The nest of gear is long gone, hidden nearly twenty metres below by another roof, and the ice is poor. My stubby still hangs limply, apologetically from my harness. My axe planted to the shaft pulls an inch as I swing again to try and find a half decent placement in the steep snow ice, the good water-ice a distant memory. I can almost reach out and touch the crack. Protection at last, so close. My nerves and reserves depleted, replaced only by tension and fear, the volume turned up loud. I check the fall zone and hope I don’t reach Duncan, who I visualise happily chilling out on the expansive snow ledge in the void, oblivious to my terrifying position. The axe lands with a more reassuring thud and my heart slows. A few more moves and a satisfactory belay appears. I am near empty. Ecstatic but too tired for elation. The beast is tamed, just. Ferocious, demanding, questioning, the gully will not be forgotten in a hurry.
Pulling hard in Saas Fee (Credit Chris Prescott)
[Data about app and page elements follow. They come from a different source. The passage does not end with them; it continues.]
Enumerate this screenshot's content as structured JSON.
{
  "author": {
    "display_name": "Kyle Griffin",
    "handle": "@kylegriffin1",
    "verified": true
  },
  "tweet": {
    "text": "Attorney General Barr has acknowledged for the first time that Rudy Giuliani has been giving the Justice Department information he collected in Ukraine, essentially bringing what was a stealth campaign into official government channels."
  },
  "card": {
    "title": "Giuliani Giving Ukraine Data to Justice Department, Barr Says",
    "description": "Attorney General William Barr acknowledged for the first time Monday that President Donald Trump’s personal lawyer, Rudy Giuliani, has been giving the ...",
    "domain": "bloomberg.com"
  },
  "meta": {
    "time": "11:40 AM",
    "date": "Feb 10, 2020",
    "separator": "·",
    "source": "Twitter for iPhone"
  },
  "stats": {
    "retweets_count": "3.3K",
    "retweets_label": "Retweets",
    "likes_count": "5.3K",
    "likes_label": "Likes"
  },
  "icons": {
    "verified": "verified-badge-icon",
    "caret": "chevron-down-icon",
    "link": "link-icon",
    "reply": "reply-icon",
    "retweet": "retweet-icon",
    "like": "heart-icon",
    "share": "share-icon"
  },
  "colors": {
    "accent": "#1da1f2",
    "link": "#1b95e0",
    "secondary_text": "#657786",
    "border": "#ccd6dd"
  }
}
Starting up the crux pitch of WCG (Credit Duncan Hodgson)

Fully engaged in the crux (Credit Duncan Hodgson)

Duncan emerging from the void

Tuesday, 24 December 2013

Season Opener!

With Christmas cheer in the air, and storms ripping across Scotland again, it feels like a fitting time to get some words down from the comfort of indoors! The winter season has started and as usual has appeared for a few days here and there, with occasional spells of settled weather between the storms! Neil and I have managed a few routes thus far (Magic Crack, The Secret, Apache and Tracheotomy) and I will let the pics do the talking. I have also snuck in a few pictures of some impressive ascents, Pete MacPherson and French Eric on Avenging Angel Direct and Harry Holmes and Helen Renard on Sioux Wall (both on Ben Nevis). Have a ho ho ho merry Christmas! Hope Santa is good to you! ;-) And that might just be some settled weather on the horizon.....mmmmmmm

Neil on the top pitch of magic Crack

Walking into Coire na Ciste on the Ben

The Secret, good line (the crack in the headwall)

Neil on P1

Trying to get started (with difficulty)

Neil getting stuck into Apache

Coire na Ciste - Wonderful playground

Neil and Eric below AAD

Eric on P2(?)

Harry on the crux pitch of Sioux Wall

Coire an Lochain looking wintry

The wade

Neil starting the groove of Tracheotomy

The ubiquitous looking down shot to prove it was white(!) and in nick.....

Nothing to ab off, a massive cornice and avalanche prone slopes, oh well, simultaneous abseil it is then!